══ Input for this task

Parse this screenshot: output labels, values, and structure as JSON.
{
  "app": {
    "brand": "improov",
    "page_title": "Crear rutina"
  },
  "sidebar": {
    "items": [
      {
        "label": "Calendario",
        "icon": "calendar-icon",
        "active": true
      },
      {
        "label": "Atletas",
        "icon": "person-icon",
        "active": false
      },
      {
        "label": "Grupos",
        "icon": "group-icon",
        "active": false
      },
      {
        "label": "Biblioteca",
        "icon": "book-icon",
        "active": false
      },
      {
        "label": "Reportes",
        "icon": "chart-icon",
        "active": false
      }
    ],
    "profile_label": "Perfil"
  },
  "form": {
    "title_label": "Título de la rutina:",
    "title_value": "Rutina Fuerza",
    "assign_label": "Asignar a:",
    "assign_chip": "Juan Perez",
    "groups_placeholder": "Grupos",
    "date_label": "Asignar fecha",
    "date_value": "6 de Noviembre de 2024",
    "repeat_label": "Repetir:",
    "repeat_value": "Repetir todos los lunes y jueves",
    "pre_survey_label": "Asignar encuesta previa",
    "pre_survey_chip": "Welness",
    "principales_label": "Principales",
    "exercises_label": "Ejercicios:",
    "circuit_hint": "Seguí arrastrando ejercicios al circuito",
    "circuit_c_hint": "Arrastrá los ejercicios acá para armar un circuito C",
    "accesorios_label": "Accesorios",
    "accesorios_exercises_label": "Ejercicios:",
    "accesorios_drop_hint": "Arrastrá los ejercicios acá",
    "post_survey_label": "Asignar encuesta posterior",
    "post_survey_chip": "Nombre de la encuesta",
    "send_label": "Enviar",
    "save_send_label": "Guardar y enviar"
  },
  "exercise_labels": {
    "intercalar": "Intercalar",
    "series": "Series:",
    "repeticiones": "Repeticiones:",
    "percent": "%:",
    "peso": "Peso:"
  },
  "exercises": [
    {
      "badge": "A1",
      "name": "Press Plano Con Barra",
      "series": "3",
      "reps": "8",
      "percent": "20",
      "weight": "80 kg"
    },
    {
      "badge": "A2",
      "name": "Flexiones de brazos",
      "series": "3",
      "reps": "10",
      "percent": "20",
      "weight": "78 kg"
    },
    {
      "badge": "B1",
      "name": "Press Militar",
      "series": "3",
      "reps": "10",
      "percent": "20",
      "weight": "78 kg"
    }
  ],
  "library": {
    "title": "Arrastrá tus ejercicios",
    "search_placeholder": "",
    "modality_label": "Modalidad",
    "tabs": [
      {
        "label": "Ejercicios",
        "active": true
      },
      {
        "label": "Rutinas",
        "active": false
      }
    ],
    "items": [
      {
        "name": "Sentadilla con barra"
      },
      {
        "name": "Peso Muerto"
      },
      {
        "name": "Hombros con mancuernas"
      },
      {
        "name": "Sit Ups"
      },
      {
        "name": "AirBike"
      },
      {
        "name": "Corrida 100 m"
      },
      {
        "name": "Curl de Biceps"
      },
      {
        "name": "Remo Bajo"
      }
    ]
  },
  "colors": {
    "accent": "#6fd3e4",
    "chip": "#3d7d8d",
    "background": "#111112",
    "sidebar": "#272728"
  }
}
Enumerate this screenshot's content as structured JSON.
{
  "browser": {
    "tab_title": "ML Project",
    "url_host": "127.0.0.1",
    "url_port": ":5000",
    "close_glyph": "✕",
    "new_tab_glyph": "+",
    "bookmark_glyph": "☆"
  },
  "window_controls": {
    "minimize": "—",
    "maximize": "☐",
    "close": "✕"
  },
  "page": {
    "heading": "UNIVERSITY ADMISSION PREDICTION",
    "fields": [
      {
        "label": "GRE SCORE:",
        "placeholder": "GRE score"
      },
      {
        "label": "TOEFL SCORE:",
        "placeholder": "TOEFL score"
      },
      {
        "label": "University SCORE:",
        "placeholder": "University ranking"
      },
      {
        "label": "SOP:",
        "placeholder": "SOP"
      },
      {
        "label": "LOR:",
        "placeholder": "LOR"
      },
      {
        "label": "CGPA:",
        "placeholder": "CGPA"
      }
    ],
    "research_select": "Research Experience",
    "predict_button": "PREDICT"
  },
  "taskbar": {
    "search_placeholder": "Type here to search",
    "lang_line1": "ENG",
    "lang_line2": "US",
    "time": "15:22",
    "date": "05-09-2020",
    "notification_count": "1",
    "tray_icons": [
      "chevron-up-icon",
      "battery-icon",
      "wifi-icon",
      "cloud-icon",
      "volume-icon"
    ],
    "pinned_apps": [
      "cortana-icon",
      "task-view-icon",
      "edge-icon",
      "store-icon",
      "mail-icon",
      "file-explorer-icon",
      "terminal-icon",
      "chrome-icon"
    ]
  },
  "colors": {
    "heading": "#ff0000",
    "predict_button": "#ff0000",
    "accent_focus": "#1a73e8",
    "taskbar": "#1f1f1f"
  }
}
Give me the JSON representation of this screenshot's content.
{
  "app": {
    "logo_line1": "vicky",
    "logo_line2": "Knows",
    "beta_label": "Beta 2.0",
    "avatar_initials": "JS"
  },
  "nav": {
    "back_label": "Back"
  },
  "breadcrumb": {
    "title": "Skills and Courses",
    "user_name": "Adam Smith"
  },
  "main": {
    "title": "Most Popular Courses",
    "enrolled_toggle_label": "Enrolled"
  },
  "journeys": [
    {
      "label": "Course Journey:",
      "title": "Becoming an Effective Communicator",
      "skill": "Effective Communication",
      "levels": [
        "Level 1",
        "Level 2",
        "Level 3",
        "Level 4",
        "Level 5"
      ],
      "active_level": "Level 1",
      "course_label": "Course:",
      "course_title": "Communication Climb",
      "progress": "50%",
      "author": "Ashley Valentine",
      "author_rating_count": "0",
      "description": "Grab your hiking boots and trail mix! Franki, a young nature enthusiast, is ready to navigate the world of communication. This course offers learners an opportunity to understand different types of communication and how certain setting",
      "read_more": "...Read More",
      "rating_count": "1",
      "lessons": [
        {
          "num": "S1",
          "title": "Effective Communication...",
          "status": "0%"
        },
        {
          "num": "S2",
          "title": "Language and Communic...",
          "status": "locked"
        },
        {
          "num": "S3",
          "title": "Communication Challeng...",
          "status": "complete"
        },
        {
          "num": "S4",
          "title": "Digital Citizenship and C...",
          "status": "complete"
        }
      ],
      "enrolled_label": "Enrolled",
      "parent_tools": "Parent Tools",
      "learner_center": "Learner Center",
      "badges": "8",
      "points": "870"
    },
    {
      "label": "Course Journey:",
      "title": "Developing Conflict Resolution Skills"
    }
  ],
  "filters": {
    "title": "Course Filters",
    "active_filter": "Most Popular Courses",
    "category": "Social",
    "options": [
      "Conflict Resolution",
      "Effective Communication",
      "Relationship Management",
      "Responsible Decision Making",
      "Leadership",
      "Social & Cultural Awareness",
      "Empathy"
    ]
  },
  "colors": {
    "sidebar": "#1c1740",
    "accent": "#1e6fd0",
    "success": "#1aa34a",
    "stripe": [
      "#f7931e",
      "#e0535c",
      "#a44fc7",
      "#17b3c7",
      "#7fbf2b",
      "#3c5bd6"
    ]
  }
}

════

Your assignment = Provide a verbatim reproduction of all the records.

Response =
Parse this screenshot: output labels, values, and structure as JSON.
{
  "app": {
    "brand": "improov",
    "page_title": "Crear rutina"
  },
  "sidebar": {
    "items": [
      {
        "label": "Calendario",
        "icon": "calendar-icon",
        "active": true
      },
      {
        "label": "Atletas",
        "icon": "person-icon",
        "active": false
      },
      {
        "label": "Grupos",
        "icon": "group-icon",
        "active": false
      },
      {
        "label": "Biblioteca",
        "icon": "book-icon",
        "active": false
      },
      {
        "label": "Reportes",
        "icon": "chart-icon",
        "active": false
      }
    ],
    "profile_label": "Perfil"
  },
  "form": {
    "title_label": "Título de la rutina:",
    "title_value": "Rutina Fuerza",
    "assign_label": "Asignar a:",
    "assign_chip": "Juan Perez",
    "groups_placeholder": "Grupos",
    "date_label": "Asignar fecha",
    "date_value": "6 de Noviembre de 2024",
    "repeat_label": "Repetir:",
    "repeat_value": "Repetir todos los lunes y jueves",
    "pre_survey_label": "Asignar encuesta previa",
    "pre_survey_chip": "Welness",
    "principales_label": "Principales",
    "exercises_label": "Ejercicios:",
    "circuit_hint": "Seguí arrastrando ejercicios al circuito",
    "circuit_c_hint": "Arrastrá los ejercicios acá para armar un circuito C",
    "accesorios_label": "Accesorios",
    "accesorios_exercises_label": "Ejercicios:",
    "accesorios_drop_hint": "Arrastrá los ejercicios acá",
    "post_survey_label": "Asignar encuesta posterior",
    "post_survey_chip": "Nombre de la encuesta",
    "send_label": "Enviar",
    "save_send_label": "Guardar y enviar"
  },
  "exercise_labels": {
    "intercalar": "Intercalar",
    "series": "Series:",
    "repeticiones": "Repeticiones:",
    "percent": "%:",
    "peso": "Peso:"
  },
  "exercises": [
    {
      "badge": "A1",
      "name": "Press Plano Con Barra",
      "series": "3",
      "reps": "8",
      "percent": "20",
      "weight": "80 kg"
    },
    {
      "badge": "A2",
      "name": "Flexiones de brazos",
      "series": "3",
      "reps": "10",
      "percent": "20",
      "weight": "78 kg"
    },
    {
      "badge": "B1",
      "name": "Press Militar",
      "series": "3",
      "reps": "10",
      "percent": "20",
      "weight": "78 kg"
    }
  ],
  "library": {
    "title": "Arrastrá tus ejercicios",
    "search_placeholder": "",
    "modality_label": "Modalidad",
    "tabs": [
      {
        "label": "Ejercicios",
        "active": true
      },
      {
        "label": "Rutinas",
        "active": false
      }
    ],
    "items": [
      {
        "name": "Sentadilla con barra"
      },
      {
        "name": "Peso Muerto"
      },
      {
        "name": "Hombros con mancuernas"
      },
      {
        "name": "Sit Ups"
      },
      {
        "name": "AirBike"
      },
      {
        "name": "Corrida 100 m"
      },
      {
        "name": "Curl de Biceps"
      },
      {
        "name": "Remo Bajo"
      }
    ]
  },
  "colors": {
    "accent": "#6fd3e4",
    "chip": "#3d7d8d",
    "background": "#111112",
    "sidebar": "#272728"
  }
}
Enumerate this screenshot's content as structured JSON.
{
  "browser": {
    "tab_title": "ML Project",
    "url_host": "127.0.0.1",
    "url_port": ":5000",
    "close_glyph": "✕",
    "new_tab_glyph": "+",
    "bookmark_glyph": "☆"
  },
  "window_controls": {
    "minimize": "—",
    "maximize": "☐",
    "close": "✕"
  },
  "page": {
    "heading": "UNIVERSITY ADMISSION PREDICTION",
    "fields": [
      {
        "label": "GRE SCORE:",
        "placeholder": "GRE score"
      },
      {
        "label": "TOEFL SCORE:",
        "placeholder": "TOEFL score"
      },
      {
        "label": "University SCORE:",
        "placeholder": "University ranking"
      },
      {
        "label": "SOP:",
        "placeholder": "SOP"
      },
      {
        "label": "LOR:",
        "placeholder": "LOR"
      },
      {
        "label": "CGPA:",
        "placeholder": "CGPA"
      }
    ],
    "research_select": "Research Experience",
    "predict_button": "PREDICT"
  },
  "taskbar": {
    "search_placeholder": "Type here to search",
    "lang_line1": "ENG",
    "lang_line2": "US",
    "time": "15:22",
    "date": "05-09-2020",
    "notification_count": "1",
    "tray_icons": [
      "chevron-up-icon",
      "battery-icon",
      "wifi-icon",
      "cloud-icon",
      "volume-icon"
    ],
    "pinned_apps": [
      "cortana-icon",
      "task-view-icon",
      "edge-icon",
      "store-icon",
      "mail-icon",
      "file-explorer-icon",
      "terminal-icon",
      "chrome-icon"
    ]
  },
  "colors": {
    "heading": "#ff0000",
    "predict_button": "#ff0000",
    "accent_focus": "#1a73e8",
    "taskbar": "#1f1f1f"
  }
}
Give me the JSON representation of this screenshot's content.
{
  "app": {
    "logo_line1": "vicky",
    "logo_line2": "Knows",
    "beta_label": "Beta 2.0",
    "avatar_initials": "JS"
  },
  "nav": {
    "back_label": "Back"
  },
  "breadcrumb": {
    "title": "Skills and Courses",
    "user_name": "Adam Smith"
  },
  "main": {
    "title": "Most Popular Courses",
    "enrolled_toggle_label": "Enrolled"
  },
  "journeys": [
    {
      "label": "Course Journey:",
      "title": "Becoming an Effective Communicator",
      "skill": "Effective Communication",
      "levels": [
        "Level 1",
        "Level 2",
        "Level 3",
        "Level 4",
        "Level 5"
      ],
      "active_level": "Level 1",
      "course_label": "Course:",
      "course_title": "Communication Climb",
      "progress": "50%",
      "author": "Ashley Valentine",
      "author_rating_count": "0",
      "description": "Grab your hiking boots and trail mix! Franki, a young nature enthusiast, is ready to navigate the world of communication. This course offers learners an opportunity to understand different types of communication and how certain setting",
      "read_more": "...Read More",
      "rating_count": "1",
      "lessons": [
        {
          "num": "S1",
          "title": "Effective Communication...",
          "status": "0%"
        },
        {
          "num": "S2",
          "title": "Language and Communic...",
          "status": "locked"
        },
        {
          "num": "S3",
          "title": "Communication Challeng...",
          "status": "complete"
        },
        {
          "num": "S4",
          "title": "Digital Citizenship and C...",
          "status": "complete"
        }
      ],
      "enrolled_label": "Enrolled",
      "parent_tools": "Parent Tools",
      "learner_center": "Learner Center",
      "badges": "8",
      "points": "870"
    },
    {
      "label": "Course Journey:",
      "title": "Developing Conflict Resolution Skills"
    }
  ],
  "filters": {
    "title": "Course Filters",
    "active_filter": "Most Popular Courses",
    "category": "Social",
    "options": [
      "Conflict Resolution",
      "Effective Communication",
      "Relationship Management",
      "Responsible Decision Making",
      "Leadership",
      "Social & Cultural Awareness",
      "Empathy"
    ]
  },
  "colors": {
    "sidebar": "#1c1740",
    "accent": "#1e6fd0",
    "success": "#1aa34a",
    "stripe": [
      "#f7931e",
      "#e0535c",
      "#a44fc7",
      "#17b3c7",
      "#7fbf2b",
      "#3c5bd6"
    ]
  }
}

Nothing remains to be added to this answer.